Has the World Gained from Globalisation?
The World Economic Forum 2022 (WEF) began in Davos this week and the “end of globalisation” or “Deglobalisation” seems to be the big new topic on many of the world’s great economic, business, and financial minds. 30 years ago, “Globalisation” was sold to the world as the panacea for productivity, a step-change in global efficiency and a new order in the most effective use of the world’s resources! But 30 years on, what does it have to show for itself? Globalisation has been little more than what had been before over several centuries, but on a different scale – greed, envy and the exploitation of the lower skilled, lesser educated and poorer paid, but now rolled out on a grand new global scale enabled by the computer age, communications, transport and management systems.
China, the most populated country in the world, long envied the economic successes of the West, particularly the USA, and greed led to a stealth strategy to transfer as much of that economic success as possible to China, through the exploitation of its own poorest masses and the clandestine transfer of knowledge and production power to China.
The USA and Europe, greedy for lower production cost and supernormal profit, fell for the subterfuge of efficiency and low-cost benefit, not fully accounting for the longer-term impact of undermining and transferring Western skills and knowledge away from their origins and out of the control of the USA and The West.

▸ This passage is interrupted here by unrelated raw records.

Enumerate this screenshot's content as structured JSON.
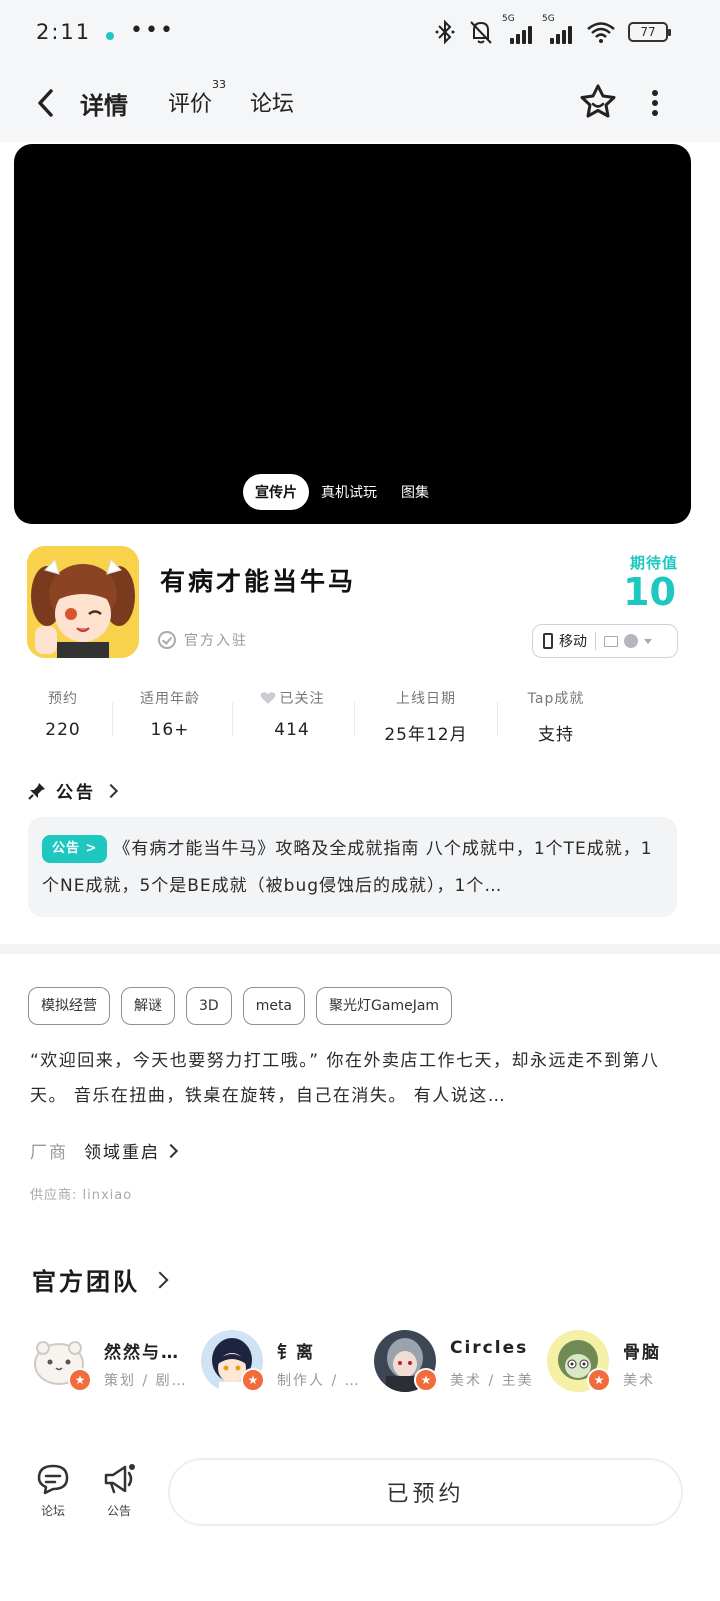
{
  "status_bar": {
    "time": "2:11",
    "more": "•••",
    "battery": "77"
  },
  "nav": {
    "tabs": [
      {
        "label": "详情"
      },
      {
        "label": "评价",
        "count": "33"
      },
      {
        "label": "论坛"
      }
    ]
  },
  "video": {
    "tabs": [
      "宣传片",
      "真机试玩",
      "图集"
    ]
  },
  "game": {
    "title": "有病才能当牛马",
    "official_label": "官方入驻",
    "expect_label": "期待值",
    "expect_value": "10",
    "platform_label": "移动"
  },
  "stats": [
    {
      "label": "预约",
      "value": "220"
    },
    {
      "label": "适用年龄",
      "value": "16+"
    },
    {
      "label": "已关注",
      "value": "414"
    },
    {
      "label": "上线日期",
      "value": "25年12月"
    },
    {
      "label": "Tap成就",
      "value": "支持"
    }
  ],
  "notice": {
    "heading": "公告",
    "tag": "公告 >",
    "text": "《有病才能当牛马》攻略及全成就指南 八个成就中，1个TE成就，1个NE成就，5个是BE成就（被bug侵蚀后的成就），1个…"
  },
  "tags": [
    "模拟经营",
    "解谜",
    "3D",
    "meta",
    "聚光灯GameJam"
  ],
  "description": "“欢迎回来，今天也要努力打工哦。” 你在外卖店工作七天，却永远走不到第八天。 音乐在扭曲，铁桌在旋转，自己在消失。 有人说这…",
  "vendor": {
    "key": "厂商",
    "value": "领域重启"
  },
  "supplier": "供应商: linxiao",
  "team": {
    "heading": "官方团队",
    "members": [
      {
        "name": "然然与…",
        "role": "策划 / 剧…"
      },
      {
        "name": "钅离",
        "role": "制作人 / …"
      },
      {
        "name": "Circles",
        "role": "美术 / 主美"
      },
      {
        "name": "骨脑",
        "role": "美术"
      }
    ]
  },
  "bottom": {
    "forum": "论坛",
    "notice": "公告",
    "reserve": "已预约"
  },
  "colors": {
    "accent": "#1ec8c0",
    "badge": "#f26b3a"
  }
}
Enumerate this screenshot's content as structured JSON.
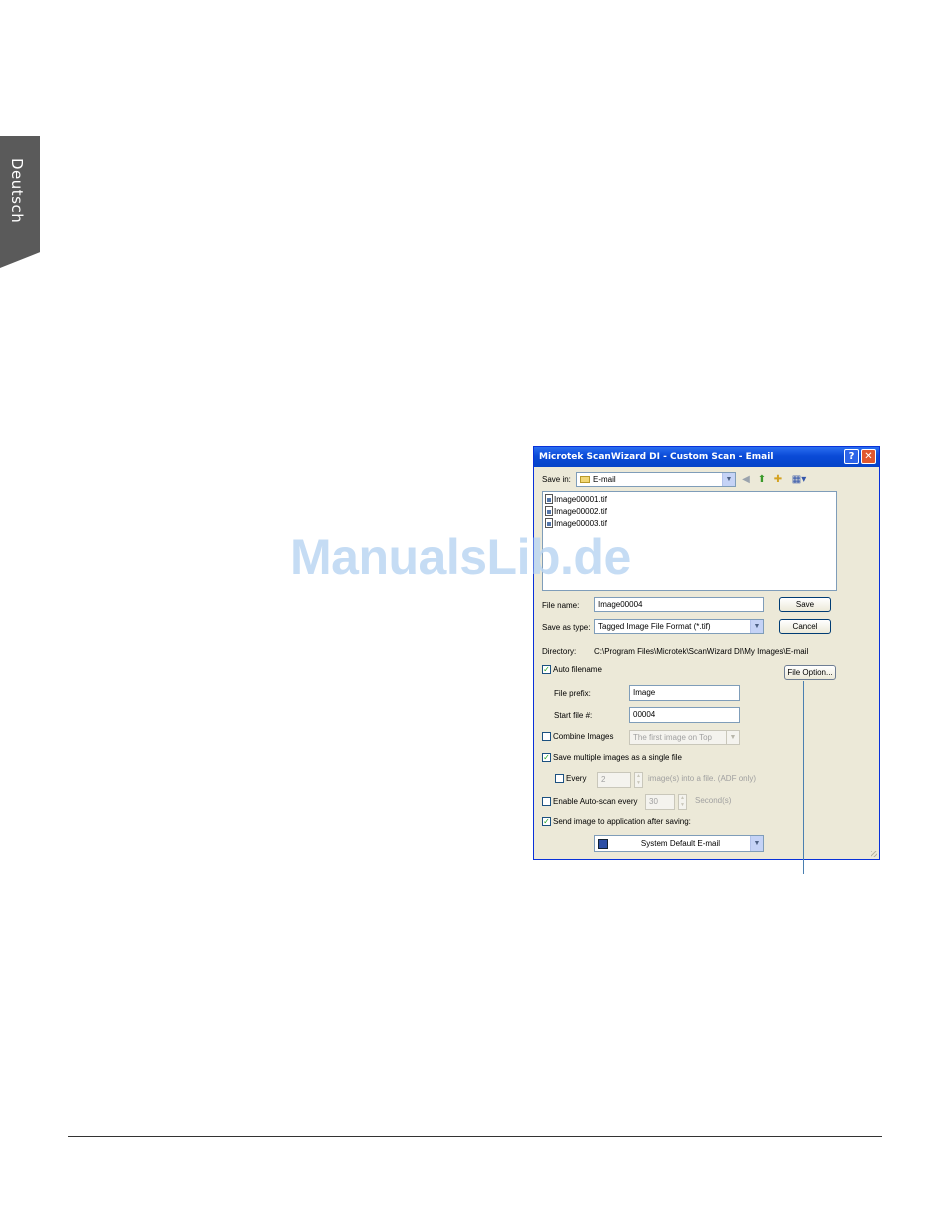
{
  "side_tab": {
    "label": "Deutsch"
  },
  "watermark": "ManualsLib.de",
  "dialog": {
    "title": "Microtek ScanWizard DI - Custom Scan - Email",
    "help_label": "?",
    "close_label": "✕",
    "save_in_label": "Save in:",
    "save_in_value": "E-mail",
    "files": [
      "Image00001.tif",
      "Image00002.tif",
      "Image00003.tif"
    ],
    "file_name_label": "File name:",
    "file_name_value": "Image00004",
    "save_button": "Save",
    "save_as_type_label": "Save as type:",
    "save_as_type_value": "Tagged Image File Format (*.tif)",
    "cancel_button": "Cancel",
    "directory_label": "Directory:",
    "directory_value": "C:\\Program Files\\Microtek\\ScanWizard DI\\My Images\\E-mail",
    "auto_filename_label": "Auto filename",
    "auto_filename_checked": true,
    "file_option_button": "File Option...",
    "file_prefix_label": "File prefix:",
    "file_prefix_value": "Image",
    "start_file_label": "Start file #:",
    "start_file_value": "00004",
    "combine_images_label": "Combine Images",
    "combine_images_checked": false,
    "combine_images_value": "The first image on Top",
    "save_multiple_label": "Save multiple images as a single file",
    "save_multiple_checked": true,
    "every_label": "Every",
    "every_checked": false,
    "every_value": "2",
    "every_suffix": "image(s) into a file. (ADF only)",
    "auto_scan_label": "Enable Auto-scan every",
    "auto_scan_checked": false,
    "auto_scan_value": "30",
    "auto_scan_suffix": "Second(s)",
    "send_image_label": "Send image to application after saving:",
    "send_image_checked": true,
    "application_value": "System Default E-mail"
  }
}
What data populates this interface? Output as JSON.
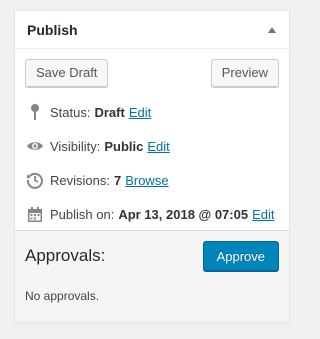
{
  "box": {
    "title": "Publish"
  },
  "actions": {
    "save_draft_label": "Save Draft",
    "preview_label": "Preview"
  },
  "status": {
    "label": "Status:",
    "value": "Draft",
    "edit": "Edit",
    "icon": "pin-icon"
  },
  "visibility": {
    "label": "Visibility:",
    "value": "Public",
    "edit": "Edit",
    "icon": "eye-icon"
  },
  "revisions": {
    "label": "Revisions:",
    "value": "7",
    "browse": "Browse",
    "icon": "history-icon"
  },
  "publish_on": {
    "label": "Publish on:",
    "value": "Apr 13, 2018 @ 07:05",
    "edit": "Edit",
    "icon": "calendar-icon"
  },
  "approvals": {
    "title": "Approvals:",
    "approve_label": "Approve",
    "empty_text": "No approvals."
  },
  "colors": {
    "link": "#0073aa",
    "primary": "#0085ba",
    "panel_bg": "#f5f5f5"
  }
}
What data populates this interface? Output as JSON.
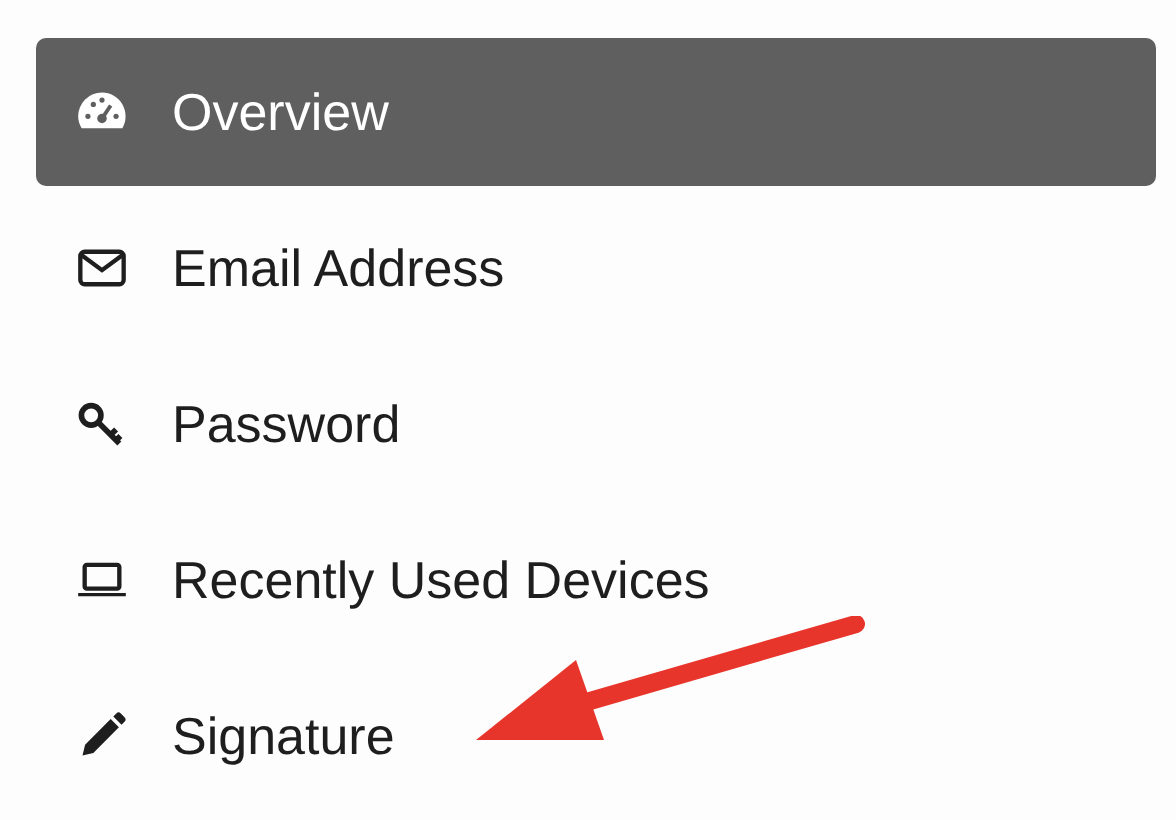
{
  "menu": {
    "items": [
      {
        "label": "Overview",
        "selected": true
      },
      {
        "label": "Email Address",
        "selected": false
      },
      {
        "label": "Password",
        "selected": false
      },
      {
        "label": "Recently Used Devices",
        "selected": false
      },
      {
        "label": "Signature",
        "selected": false
      }
    ]
  }
}
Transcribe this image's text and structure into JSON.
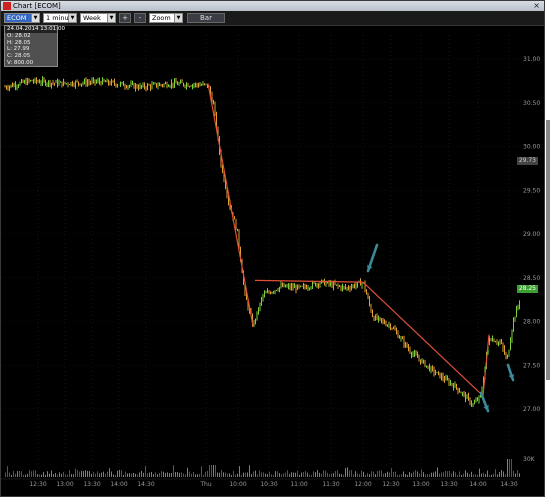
{
  "window": {
    "title": "Chart [ECOM]",
    "close_glyph": "×"
  },
  "toolbar": {
    "symbol": "ECOM",
    "interval": "1 minute",
    "range": "Week",
    "zoom_in": "+",
    "zoom_out": "-",
    "zoom": "Zoom",
    "bar": "Bar"
  },
  "info": {
    "header": "24.04.2014 13:01:00",
    "open": "O: 28.02",
    "high": "H: 28.05",
    "low": "L: 27.99",
    "close": "C: 28.05",
    "volume": "V: 800.00"
  },
  "price_axis": [
    "31.00",
    "30.50",
    "30.00",
    "29.50",
    "29.00",
    "28.50",
    "28.00",
    "27.50",
    "27.00"
  ],
  "price_tags": {
    "current": "28.25",
    "marker": "29.73"
  },
  "volume_axis": "30K",
  "time_axis": [
    "12:30",
    "13:00",
    "13:30",
    "14:00",
    "14:30",
    "Thu",
    "10:00",
    "10:30",
    "11:00",
    "11:30",
    "12:00",
    "12:30",
    "13:00",
    "13:30",
    "14:00",
    "14:30"
  ],
  "colors": {
    "background": "#000000",
    "up": "#7ccf3a",
    "down": "#e0a030",
    "trendline": "#e0503a",
    "arrow": "#3b8a9a",
    "volume": "#cc2222",
    "grid": "#1c2a1c"
  }
}
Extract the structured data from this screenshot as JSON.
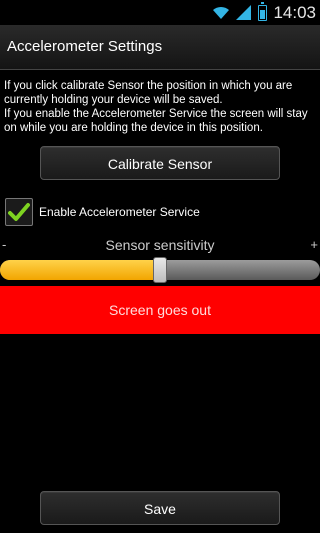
{
  "status_bar": {
    "time": "14:03"
  },
  "titlebar": {
    "title": "Accelerometer Settings"
  },
  "description": {
    "line1": "If you click calibrate Sensor the position in which you are currently holding your device will be saved.",
    "line2": "If you enable the Accelerometer Service the screen will stay on while you are holding the device in this position."
  },
  "calibrate_button": {
    "label": "Calibrate Sensor"
  },
  "enable_service": {
    "label": "Enable Accelerometer Service",
    "checked": true
  },
  "sensitivity": {
    "label": "Sensor sensitivity",
    "minus": "-",
    "plus": "+",
    "value_fraction": 0.5
  },
  "screen_status": {
    "label": "Screen goes out",
    "color": "#ff0000"
  },
  "save_button": {
    "label": "Save"
  },
  "colors": {
    "accent": "#33b5e5",
    "slider_fill": "#f7b500",
    "check": "#7ed321"
  },
  "icons": [
    "wifi-icon",
    "signal-icon",
    "battery-icon",
    "checkmark-icon"
  ]
}
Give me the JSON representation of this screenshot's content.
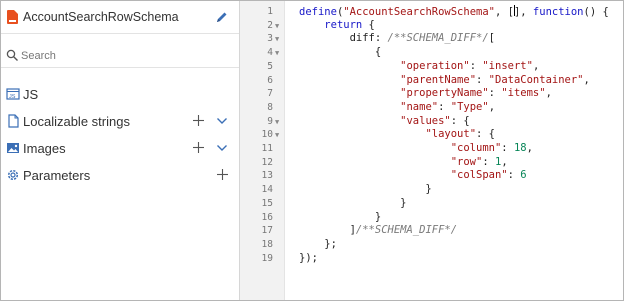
{
  "header": {
    "title": "AccountSearchRowSchema",
    "file_icon": "schema-file-icon",
    "edit_icon": "pencil-icon"
  },
  "search": {
    "placeholder": "Search",
    "icon": "search-icon"
  },
  "sidebar": {
    "items": [
      {
        "label": "JS",
        "icon": "js-icon"
      },
      {
        "label": "Localizable strings",
        "icon": "document-icon",
        "actions": [
          "plus-icon",
          "chevron-down-icon"
        ]
      },
      {
        "label": "Images",
        "icon": "image-icon",
        "actions": [
          "plus-icon",
          "chevron-down-icon"
        ]
      },
      {
        "label": "Parameters",
        "icon": "gear-icon",
        "actions": [
          "plus-icon"
        ]
      }
    ]
  },
  "editor": {
    "line_numbers": [
      "1",
      "2",
      "3",
      "4",
      "5",
      "6",
      "7",
      "8",
      "9",
      "10",
      "11",
      "12",
      "13",
      "14",
      "15",
      "16",
      "17",
      "18",
      "19"
    ],
    "lines": [
      "define(\"AccountSearchRowSchema\", [], function() {",
      "    return {",
      "        diff: /**SCHEMA_DIFF*/[",
      "            {",
      "                \"operation\": \"insert\",",
      "                \"parentName\": \"DataContainer\",",
      "                \"propertyName\": \"items\",",
      "                \"name\": \"Type\",",
      "                \"values\": {",
      "                    \"layout\": {",
      "                        \"column\": 18,",
      "                        \"row\": 1,",
      "                        \"colSpan\": 6",
      "                    }",
      "                }",
      "            }",
      "        ]/**SCHEMA_DIFF*/",
      "    };",
      "});"
    ],
    "foldable_lines": [
      2,
      3,
      4,
      9,
      10
    ]
  },
  "colors": {
    "keyword": "#1818c8",
    "string": "#a31515",
    "number": "#098658",
    "comment": "#7a7a7a",
    "accent": "#2b6cb0",
    "file_icon": "#e8501f"
  }
}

The Middle East and North Africa with their new-found wealth from oil and gas exploration in the 60s and 70s envied Western countries for their products, education and knowhow and set out to procure products, assets, and services to embed themselves into western life while designing and building their own asset bases and exploiting the lowest paid through the power of Autocratic Governance and the need to provide jobs to a growing population.
Africa had been exploited for decades by Britain, The Netherlands, Germany, France, Belgium, the Portuguese, and the USA. Africa had both the envy for political power and the greed for the fruits of investment, but largely lacking the skills and knowledge of capitalism, resulting in many dismal economic failures, including the failure to arrest and eradicate corruption.
Finally, Russia – the greatest festering example of greed and envy. Poorly managed during Communism and bereft of a meaningful strategy or vision for the country, post the Berlin wall, it displayed both political and financial greed and an ingrained envy for political recognition on the world stage. Since the launch of the misguided Ukraine war in February 2022, Russia is now a global pariah country, and will suffer the consequences for decades to come. The Russian people have been badly let down and lied to by their government – yet another salient lesson of not only failed Autocracy, but also a failure of globalisation. Furthermore, and even more worrying, a wake-up call to the Western World on how badly it had lowered its defences and succumbed to complacency based on the misguided belief that the A-bomb would continue to maintain the peace.
As leaders at Davos face key critical issues in climate change, increasing economic turmoil, global investor fears, a hitherto unresolved pandemic, a serious flaw in global supply chain stability, a global energy crisis and now a full-on war in Ukraine, (claiming the lives of tens of thousands of innocent Ukrainians and Russians), they must scrutinise themselves for blame and MUST NOT come away without meaningful and agreed strategies for change, otherwise Davos will go down in history as yet another meaningless talking shop.
Yes, the world surely faces the worst collection of global crises in my 75 years on the planet but let us end on an upbeat glimmer of hope. The Ukraine war has demonstrated some remarkable leadership, not only from the great Ukrainian leader himself, but also from thousands of ordinary yet remarkable Ukrainian citizens who have faced-down the might of the Russian army. The border countries of Ukraine have demonstrated heart-warming, overwhelming humanity to a tsunami of millions of Ukrainian refugees. Countries around the world have shown and sent support both physical and psychological and opened their borders and homes to people who have lost everything. Maybe this is the tipping point that will herald in a new kind of leadership, a new world order in humanity, a fresh look at what we could all be doing to restore hope, order and humanity on this, the only world we have?